Work item -
Please set down each line of the material exactly.

Start of Data extracts

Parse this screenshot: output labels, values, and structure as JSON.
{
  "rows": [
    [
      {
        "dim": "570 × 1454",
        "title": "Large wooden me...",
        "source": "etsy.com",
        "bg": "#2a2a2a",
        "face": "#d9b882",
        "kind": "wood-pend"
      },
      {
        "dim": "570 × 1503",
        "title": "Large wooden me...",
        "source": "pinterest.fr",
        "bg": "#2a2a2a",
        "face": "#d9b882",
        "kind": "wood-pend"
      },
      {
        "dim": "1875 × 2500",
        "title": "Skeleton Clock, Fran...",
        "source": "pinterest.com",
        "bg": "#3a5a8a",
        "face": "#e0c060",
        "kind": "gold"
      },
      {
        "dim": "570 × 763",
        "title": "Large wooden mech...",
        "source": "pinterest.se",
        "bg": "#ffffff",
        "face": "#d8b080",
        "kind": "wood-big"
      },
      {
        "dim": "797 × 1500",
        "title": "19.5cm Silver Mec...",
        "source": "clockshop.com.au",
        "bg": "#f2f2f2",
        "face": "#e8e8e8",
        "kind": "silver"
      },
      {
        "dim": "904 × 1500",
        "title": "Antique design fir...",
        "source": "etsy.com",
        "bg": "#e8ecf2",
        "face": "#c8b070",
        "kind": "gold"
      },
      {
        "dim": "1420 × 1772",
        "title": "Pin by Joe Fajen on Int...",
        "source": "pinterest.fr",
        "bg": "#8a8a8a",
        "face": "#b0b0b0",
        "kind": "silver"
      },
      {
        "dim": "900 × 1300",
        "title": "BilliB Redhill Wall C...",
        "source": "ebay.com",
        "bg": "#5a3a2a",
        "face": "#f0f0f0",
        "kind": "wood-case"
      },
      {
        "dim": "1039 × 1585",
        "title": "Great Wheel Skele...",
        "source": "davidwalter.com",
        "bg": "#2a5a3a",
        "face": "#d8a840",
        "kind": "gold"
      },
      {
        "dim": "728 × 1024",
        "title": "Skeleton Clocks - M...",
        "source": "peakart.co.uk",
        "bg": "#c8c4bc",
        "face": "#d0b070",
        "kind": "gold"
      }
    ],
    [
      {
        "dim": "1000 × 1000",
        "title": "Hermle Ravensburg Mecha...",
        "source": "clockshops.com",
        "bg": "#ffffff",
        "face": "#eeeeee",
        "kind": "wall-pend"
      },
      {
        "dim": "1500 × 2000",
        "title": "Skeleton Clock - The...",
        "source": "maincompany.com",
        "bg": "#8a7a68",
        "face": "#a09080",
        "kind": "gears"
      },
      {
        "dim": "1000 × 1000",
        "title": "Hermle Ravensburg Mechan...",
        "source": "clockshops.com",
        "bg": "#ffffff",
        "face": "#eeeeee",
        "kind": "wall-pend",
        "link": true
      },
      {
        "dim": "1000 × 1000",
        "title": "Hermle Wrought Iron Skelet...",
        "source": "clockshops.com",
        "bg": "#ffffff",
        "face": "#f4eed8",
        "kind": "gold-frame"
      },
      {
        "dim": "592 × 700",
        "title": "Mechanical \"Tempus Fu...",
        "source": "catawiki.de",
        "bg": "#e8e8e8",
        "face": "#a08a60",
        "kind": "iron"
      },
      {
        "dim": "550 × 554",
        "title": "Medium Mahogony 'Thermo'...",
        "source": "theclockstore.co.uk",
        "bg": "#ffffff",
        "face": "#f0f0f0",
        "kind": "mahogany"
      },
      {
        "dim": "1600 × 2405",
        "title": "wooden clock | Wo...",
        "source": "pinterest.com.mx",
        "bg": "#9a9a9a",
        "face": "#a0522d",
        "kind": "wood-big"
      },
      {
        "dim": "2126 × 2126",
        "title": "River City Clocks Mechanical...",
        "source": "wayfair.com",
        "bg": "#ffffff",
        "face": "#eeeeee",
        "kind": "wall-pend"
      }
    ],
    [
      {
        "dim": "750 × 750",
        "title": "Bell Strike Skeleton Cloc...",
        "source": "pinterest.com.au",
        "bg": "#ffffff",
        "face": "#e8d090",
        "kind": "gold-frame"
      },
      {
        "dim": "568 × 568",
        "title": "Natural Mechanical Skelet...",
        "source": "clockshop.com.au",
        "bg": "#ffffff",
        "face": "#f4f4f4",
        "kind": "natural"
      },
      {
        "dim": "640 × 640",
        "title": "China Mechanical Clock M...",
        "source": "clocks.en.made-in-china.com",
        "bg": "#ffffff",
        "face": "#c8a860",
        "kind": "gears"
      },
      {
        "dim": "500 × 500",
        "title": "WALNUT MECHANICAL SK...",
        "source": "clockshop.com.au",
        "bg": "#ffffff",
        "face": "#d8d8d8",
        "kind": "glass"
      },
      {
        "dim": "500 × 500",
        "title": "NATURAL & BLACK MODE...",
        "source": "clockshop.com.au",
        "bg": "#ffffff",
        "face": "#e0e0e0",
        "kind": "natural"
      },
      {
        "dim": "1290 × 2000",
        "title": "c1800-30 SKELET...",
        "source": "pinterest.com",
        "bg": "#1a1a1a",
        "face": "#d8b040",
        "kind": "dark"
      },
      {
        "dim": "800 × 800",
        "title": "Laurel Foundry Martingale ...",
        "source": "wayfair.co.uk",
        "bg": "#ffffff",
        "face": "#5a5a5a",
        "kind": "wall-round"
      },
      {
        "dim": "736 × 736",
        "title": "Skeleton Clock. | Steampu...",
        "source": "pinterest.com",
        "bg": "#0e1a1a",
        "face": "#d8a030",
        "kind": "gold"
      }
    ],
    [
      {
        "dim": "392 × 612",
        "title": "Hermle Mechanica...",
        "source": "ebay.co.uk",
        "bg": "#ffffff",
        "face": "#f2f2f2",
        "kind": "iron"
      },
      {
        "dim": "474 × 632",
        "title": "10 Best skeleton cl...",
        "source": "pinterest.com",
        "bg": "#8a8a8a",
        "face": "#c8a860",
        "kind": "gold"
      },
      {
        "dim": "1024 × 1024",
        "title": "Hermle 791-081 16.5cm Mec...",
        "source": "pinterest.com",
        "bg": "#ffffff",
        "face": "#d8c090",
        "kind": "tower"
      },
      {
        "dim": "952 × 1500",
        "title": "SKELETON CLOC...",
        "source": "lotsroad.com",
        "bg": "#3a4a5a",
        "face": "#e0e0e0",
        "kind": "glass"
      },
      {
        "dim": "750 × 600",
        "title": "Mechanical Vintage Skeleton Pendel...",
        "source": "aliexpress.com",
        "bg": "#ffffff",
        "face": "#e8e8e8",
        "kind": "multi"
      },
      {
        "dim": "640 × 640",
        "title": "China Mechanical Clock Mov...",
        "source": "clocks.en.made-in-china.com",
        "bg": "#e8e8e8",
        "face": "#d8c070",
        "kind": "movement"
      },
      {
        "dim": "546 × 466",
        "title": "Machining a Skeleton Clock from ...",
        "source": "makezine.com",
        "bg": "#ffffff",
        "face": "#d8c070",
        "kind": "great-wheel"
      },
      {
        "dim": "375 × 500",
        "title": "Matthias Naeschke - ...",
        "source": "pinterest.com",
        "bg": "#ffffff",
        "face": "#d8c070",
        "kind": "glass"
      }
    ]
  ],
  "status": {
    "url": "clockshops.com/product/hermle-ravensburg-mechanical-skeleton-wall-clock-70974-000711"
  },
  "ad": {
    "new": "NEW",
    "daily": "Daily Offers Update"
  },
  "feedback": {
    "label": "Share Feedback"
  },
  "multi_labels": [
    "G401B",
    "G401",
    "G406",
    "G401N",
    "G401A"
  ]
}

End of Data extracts

Task answer -
Parse this screenshot: output labels, values, and structure as JSON.
{
  "rows": [
    [
      {
        "dim": "570 × 1454",
        "title": "Large wooden me...",
        "source": "etsy.com",
        "bg": "#2a2a2a",
        "face": "#d9b882",
        "kind": "wood-pend"
      },
      {
        "dim": "570 × 1503",
        "title": "Large wooden me...",
        "source": "pinterest.fr",
        "bg": "#2a2a2a",
        "face": "#d9b882",
        "kind": "wood-pend"
      },
      {
        "dim": "1875 × 2500",
        "title": "Skeleton Clock, Fran...",
        "source": "pinterest.com",
        "bg": "#3a5a8a",
        "face": "#e0c060",
        "kind": "gold"
      },
      {
        "dim": "570 × 763",
        "title": "Large wooden mech...",
        "source": "pinterest.se",
        "bg": "#ffffff",
        "face": "#d8b080",
        "kind": "wood-big"
      },
      {
        "dim": "797 × 1500",
        "title": "19.5cm Silver Mec...",
        "source": "clockshop.com.au",
        "bg": "#f2f2f2",
        "face": "#e8e8e8",
        "kind": "silver"
      },
      {
        "dim": "904 × 1500",
        "title": "Antique design fir...",
        "source": "etsy.com",
        "bg": "#e8ecf2",
        "face": "#c8b070",
        "kind": "gold"
      },
      {
        "dim": "1420 × 1772",
        "title": "Pin by Joe Fajen on Int...",
        "source": "pinterest.fr",
        "bg": "#8a8a8a",
        "face": "#b0b0b0",
        "kind": "silver"
      },
      {
        "dim": "900 × 1300",
        "title": "BilliB Redhill Wall C...",
        "source": "ebay.com",
        "bg": "#5a3a2a",
        "face": "#f0f0f0",
        "kind": "wood-case"
      },
      {
        "dim": "1039 × 1585",
        "title": "Great Wheel Skele...",
        "source": "davidwalter.com",
        "bg": "#2a5a3a",
        "face": "#d8a840",
        "kind": "gold"
      },
      {
        "dim": "728 × 1024",
        "title": "Skeleton Clocks - M...",
        "source": "peakart.co.uk",
        "bg": "#c8c4bc",
        "face": "#d0b070",
        "kind": "gold"
      }
    ],
    [
      {
        "dim": "1000 × 1000",
        "title": "Hermle Ravensburg Mecha...",
        "source": "clockshops.com",
        "bg": "#ffffff",
        "face": "#eeeeee",
        "kind": "wall-pend"
      },
      {
        "dim": "1500 × 2000",
        "title": "Skeleton Clock - The...",
        "source": "maincompany.com",
        "bg": "#8a7a68",
        "face": "#a09080",
        "kind": "gears"
      },
      {
        "dim": "1000 × 1000",
        "title": "Hermle Ravensburg Mechan...",
        "source": "clockshops.com",
        "bg": "#ffffff",
        "face": "#eeeeee",
        "kind": "wall-pend",
        "link": true
      },
      {
        "dim": "1000 × 1000",
        "title": "Hermle Wrought Iron Skelet...",
        "source": "clockshops.com",
        "bg": "#ffffff",
        "face": "#f4eed8",
        "kind": "gold-frame"
      },
      {
        "dim": "592 × 700",
        "title": "Mechanical \"Tempus Fu...",
        "source": "catawiki.de",
        "bg": "#e8e8e8",
        "face": "#a08a60",
        "kind": "iron"
      },
      {
        "dim": "550 × 554",
        "title": "Medium Mahogony 'Thermo'...",
        "source": "theclockstore.co.uk",
        "bg": "#ffffff",
        "face": "#f0f0f0",
        "kind": "mahogany"
      },
      {
        "dim": "1600 × 2405",
        "title": "wooden clock | Wo...",
        "source": "pinterest.com.mx",
        "bg": "#9a9a9a",
        "face": "#a0522d",
        "kind": "wood-big"
      },
      {
        "dim": "2126 × 2126",
        "title": "River City Clocks Mechanical...",
        "source": "wayfair.com",
        "bg": "#ffffff",
        "face": "#eeeeee",
        "kind": "wall-pend"
      }
    ],
    [
      {
        "dim": "750 × 750",
        "title": "Bell Strike Skeleton Cloc...",
        "source": "pinterest.com.au",
        "bg": "#ffffff",
        "face": "#e8d090",
        "kind": "gold-frame"
      },
      {
        "dim": "568 × 568",
        "title": "Natural Mechanical Skelet...",
        "source": "clockshop.com.au",
        "bg": "#ffffff",
        "face": "#f4f4f4",
        "kind": "natural"
      },
      {
        "dim": "640 × 640",
        "title": "China Mechanical Clock M...",
        "source": "clocks.en.made-in-china.com",
        "bg": "#ffffff",
        "face": "#c8a860",
        "kind": "gears"
      },
      {
        "dim": "500 × 500",
        "title": "WALNUT MECHANICAL SK...",
        "source": "clockshop.com.au",
        "bg": "#ffffff",
        "face": "#d8d8d8",
        "kind": "glass"
      },
      {
        "dim": "500 × 500",
        "title": "NATURAL & BLACK MODE...",
        "source": "clockshop.com.au",
        "bg": "#ffffff",
        "face": "#e0e0e0",
        "kind": "natural"
      },
      {
        "dim": "1290 × 2000",
        "title": "c1800-30 SKELET...",
        "source": "pinterest.com",
        "bg": "#1a1a1a",
        "face": "#d8b040",
        "kind": "dark"
      },
      {
        "dim": "800 × 800",
        "title": "Laurel Foundry Martingale ...",
        "source": "wayfair.co.uk",
        "bg": "#ffffff",
        "face": "#5a5a5a",
        "kind": "wall-round"
      },
      {
        "dim": "736 × 736",
        "title": "Skeleton Clock. | Steampu...",
        "source": "pinterest.com",
        "bg": "#0e1a1a",
        "face": "#d8a030",
        "kind": "gold"
      }
    ],
    [
      {
        "dim": "392 × 612",
        "title": "Hermle Mechanica...",
        "source": "ebay.co.uk",
        "bg": "#ffffff",
        "face": "#f2f2f2",
        "kind": "iron"
      },
      {
        "dim": "474 × 632",
        "title": "10 Best skeleton cl...",
        "source": "pinterest.com",
        "bg": "#8a8a8a",
        "face": "#c8a860",
        "kind": "gold"
      },
      {
        "dim": "1024 × 1024",
        "title": "Hermle 791-081 16.5cm Mec...",
        "source": "pinterest.com",
        "bg": "#ffffff",
        "face": "#d8c090",
        "kind": "tower"
      },
      {
        "dim": "952 × 1500",
        "title": "SKELETON CLOC...",
        "source": "lotsroad.com",
        "bg": "#3a4a5a",
        "face": "#e0e0e0",
        "kind": "glass"
      },
      {
        "dim": "750 × 600",
        "title": "Mechanical Vintage Skeleton Pendel...",
        "source": "aliexpress.com",
        "bg": "#ffffff",
        "face": "#e8e8e8",
        "kind": "multi"
      },
      {
        "dim": "640 × 640",
        "title": "China Mechanical Clock Mov...",
        "source": "clocks.en.made-in-china.com",
        "bg": "#e8e8e8",
        "face": "#d8c070",
        "kind": "movement"
      },
      {
        "dim": "546 × 466",
        "title": "Machining a Skeleton Clock from ...",
        "source": "makezine.com",
        "bg": "#ffffff",
        "face": "#d8c070",
        "kind": "great-wheel"
      },
      {
        "dim": "375 × 500",
        "title": "Matthias Naeschke - ...",
        "source": "pinterest.com",
        "bg": "#ffffff",
        "face": "#d8c070",
        "kind": "glass"
      }
    ]
  ],
  "status": {
    "url": "clockshops.com/product/hermle-ravensburg-mechanical-skeleton-wall-clock-70974-000711"
  },
  "ad": {
    "new": "NEW",
    "daily": "Daily Offers Update"
  },
  "feedback": {
    "label": "Share Feedback"
  },
  "multi_labels": [
    "G401B",
    "G401",
    "G406",
    "G401N",
    "G401A"
  ]
}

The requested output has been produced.